When it comes to cooking methods, two popular techniques that often get confused are grilling and blackening. While both methods involve applying heat to food, there are distinct differences between the two. Let’s take a closer look at the characteristics of each method to understand the nuances of grilled vs blackened cooking.
Grilling: A Classic Cooking Method
Grilling is a beloved cooking method that involves cooking food over an open flame or heat source. Whether it’s a gas grill, charcoal grill, or electric grill, the key characteristic of grilling is the direct exposure of the food to the heat source. This method is known for imparting a smoky flavor and attractive grill marks on the food’s surface.
Key features of grilling include:
- Direct heat source
- Distinct grill marks
- Smoky flavor
- Shorter cooking times
Grilling is a versatile cooking method that can be used for a wide range of foods, including meats, vegetables, and even fruits. It’s a popular choice for outdoor cooking and is often associated with social gatherings and barbecues.
Blackening: A Flavorful Cajun Technique
On the other hand, blackening is a cooking technique that originated in Cajun cuisine and is known for its bold, spicy flavors. When blackening food, a combination of spices, typically including paprika, cayenne pepper, and other seasonings, is applied to the food before it’s cooked in a hot cast-iron skillet.
Key features of blackening include:
- Spice-rubbed coating
- High-heat cooking in a skillet
- Distinct darkened crust
- Intense, spicy flavors
Blackening is often associated with dishes like blackened fish or blackened chicken, where the spice rub creates a flavorful crust on the outside of the food while keeping the inside moist and tender.
Comparing Grilled and Blackened Cooking
While both grilling and blackening involve applying heat to food, the key differences lie in the cooking method and the resulting flavors and textures.
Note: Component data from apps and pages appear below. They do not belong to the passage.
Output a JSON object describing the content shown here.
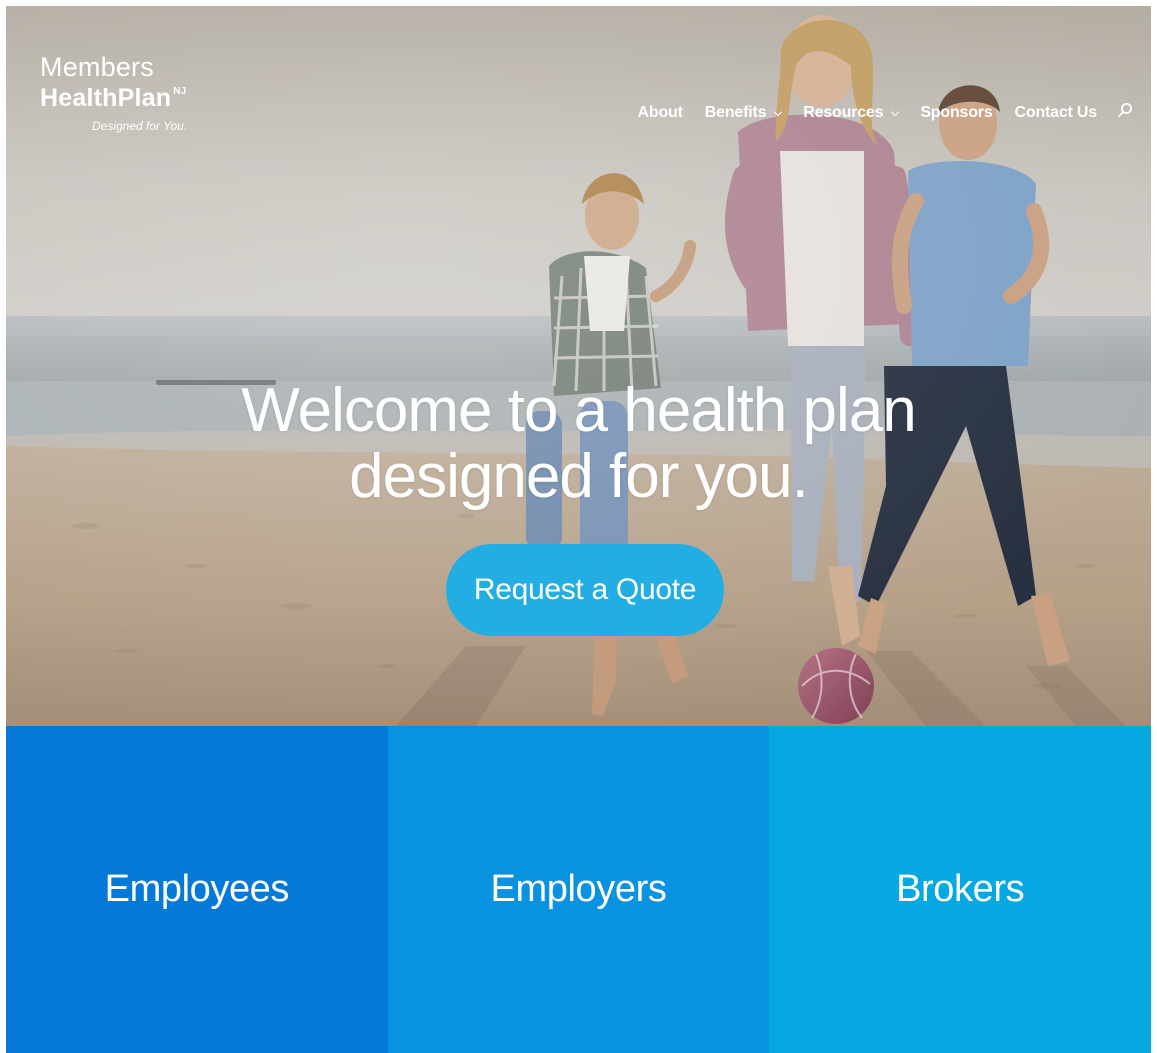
{
  "brand": {
    "line1": "Members",
    "line2": "HealthPlan",
    "superscript": "NJ",
    "tagline": "Designed for You."
  },
  "nav": {
    "items": [
      {
        "label": "About",
        "has_dropdown": false
      },
      {
        "label": "Benefits",
        "has_dropdown": true
      },
      {
        "label": "Resources",
        "has_dropdown": true
      },
      {
        "label": "Sponsors",
        "has_dropdown": false
      },
      {
        "label": "Contact Us",
        "has_dropdown": false
      }
    ],
    "search_icon": "search-icon"
  },
  "hero": {
    "heading_line1": "Welcome to a health plan",
    "heading_line2": "designed for you.",
    "cta_label": "Request a Quote"
  },
  "panels": [
    {
      "label": "Employees",
      "color": "#0579d8"
    },
    {
      "label": "Employers",
      "color": "#0992e0"
    },
    {
      "label": "Brokers",
      "color": "#06a8e2"
    }
  ],
  "colors": {
    "cta": "#23aee3"
  }
}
Grilling offers a smoky flavor and attractive grill marks, while blackening creates a spicy, darkened crust with intense flavors.
Here’s a quick summary of the differences:
- Grilling uses a direct heat source, while blackening involves high-heat cooking in a skillet.
- Grilling imparts a smoky flavor, while blackening creates intense, spicy flavors.
- Grilling results in distinct grill marks, while blackening produces a darkened crust.
Both methods have their unique appeal and can be used to create delicious, flavorful dishes. Whether you’re in the mood for the classic smokiness of grilled food or the bold flavors of blackened dishes, understanding the differences between these cooking methods can help you choose the perfect technique for your next culinary creation.
So, the next time you’re deciding between grilling and blackening, consider the distinct characteristics of each method and let your taste preferences guide you to a delectable dining experience!